[Source records Boundary: Start]

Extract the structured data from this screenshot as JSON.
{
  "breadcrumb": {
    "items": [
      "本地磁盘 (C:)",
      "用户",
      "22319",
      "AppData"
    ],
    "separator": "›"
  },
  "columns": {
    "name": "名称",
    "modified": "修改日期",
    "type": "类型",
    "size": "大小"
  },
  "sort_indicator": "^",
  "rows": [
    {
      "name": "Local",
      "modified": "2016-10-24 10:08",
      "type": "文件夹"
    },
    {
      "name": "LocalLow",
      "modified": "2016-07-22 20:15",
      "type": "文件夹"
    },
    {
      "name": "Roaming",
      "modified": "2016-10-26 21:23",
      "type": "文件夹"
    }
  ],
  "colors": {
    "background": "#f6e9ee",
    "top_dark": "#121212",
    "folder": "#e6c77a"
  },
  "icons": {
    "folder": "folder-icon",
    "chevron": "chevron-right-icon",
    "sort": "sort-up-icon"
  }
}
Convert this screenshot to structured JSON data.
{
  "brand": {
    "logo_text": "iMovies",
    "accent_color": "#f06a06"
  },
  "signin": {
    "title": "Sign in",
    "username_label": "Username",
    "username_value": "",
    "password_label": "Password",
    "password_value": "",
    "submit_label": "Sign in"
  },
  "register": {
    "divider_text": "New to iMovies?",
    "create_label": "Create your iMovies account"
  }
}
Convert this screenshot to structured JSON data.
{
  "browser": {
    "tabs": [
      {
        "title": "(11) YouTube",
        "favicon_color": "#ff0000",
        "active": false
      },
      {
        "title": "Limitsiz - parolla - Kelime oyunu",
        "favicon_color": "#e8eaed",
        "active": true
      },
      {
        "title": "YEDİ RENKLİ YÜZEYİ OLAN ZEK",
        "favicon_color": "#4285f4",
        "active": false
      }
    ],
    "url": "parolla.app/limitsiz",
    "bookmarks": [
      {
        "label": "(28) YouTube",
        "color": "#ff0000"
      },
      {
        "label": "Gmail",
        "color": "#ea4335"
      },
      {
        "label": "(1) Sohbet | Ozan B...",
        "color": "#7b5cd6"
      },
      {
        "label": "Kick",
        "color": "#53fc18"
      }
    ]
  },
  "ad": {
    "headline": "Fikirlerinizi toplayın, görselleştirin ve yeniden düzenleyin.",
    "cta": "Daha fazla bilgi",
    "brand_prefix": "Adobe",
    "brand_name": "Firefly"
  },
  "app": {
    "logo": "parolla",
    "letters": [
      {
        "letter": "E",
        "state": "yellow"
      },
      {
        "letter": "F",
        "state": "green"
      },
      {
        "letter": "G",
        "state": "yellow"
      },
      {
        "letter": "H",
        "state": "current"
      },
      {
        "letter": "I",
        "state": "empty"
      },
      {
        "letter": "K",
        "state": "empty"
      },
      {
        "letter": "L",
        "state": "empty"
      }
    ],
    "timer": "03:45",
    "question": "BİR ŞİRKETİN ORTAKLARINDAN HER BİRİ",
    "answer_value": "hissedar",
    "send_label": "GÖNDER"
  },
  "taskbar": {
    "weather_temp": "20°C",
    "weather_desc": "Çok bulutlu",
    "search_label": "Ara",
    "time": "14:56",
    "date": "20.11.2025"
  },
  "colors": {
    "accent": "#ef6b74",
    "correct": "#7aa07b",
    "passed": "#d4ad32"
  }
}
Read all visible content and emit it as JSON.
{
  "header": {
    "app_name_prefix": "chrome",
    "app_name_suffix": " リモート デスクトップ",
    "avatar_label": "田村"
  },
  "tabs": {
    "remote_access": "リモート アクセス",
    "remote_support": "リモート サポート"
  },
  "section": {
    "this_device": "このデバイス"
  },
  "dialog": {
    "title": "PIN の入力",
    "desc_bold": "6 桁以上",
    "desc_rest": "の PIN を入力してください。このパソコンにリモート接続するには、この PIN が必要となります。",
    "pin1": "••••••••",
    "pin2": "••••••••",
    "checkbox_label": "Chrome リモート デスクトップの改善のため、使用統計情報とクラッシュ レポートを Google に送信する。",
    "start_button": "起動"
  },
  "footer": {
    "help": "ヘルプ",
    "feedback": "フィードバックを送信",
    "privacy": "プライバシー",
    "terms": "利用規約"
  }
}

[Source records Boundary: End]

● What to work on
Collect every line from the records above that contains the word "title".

● Written response
    "title": "Sign in",
        "title": "(11) YouTube",
        "title": "Limitsiz - parolla - Kelime oyunu",
        "title": "YEDİ RENKLİ YÜZEYİ OLAN ZEK",
    "title": "PIN の入力",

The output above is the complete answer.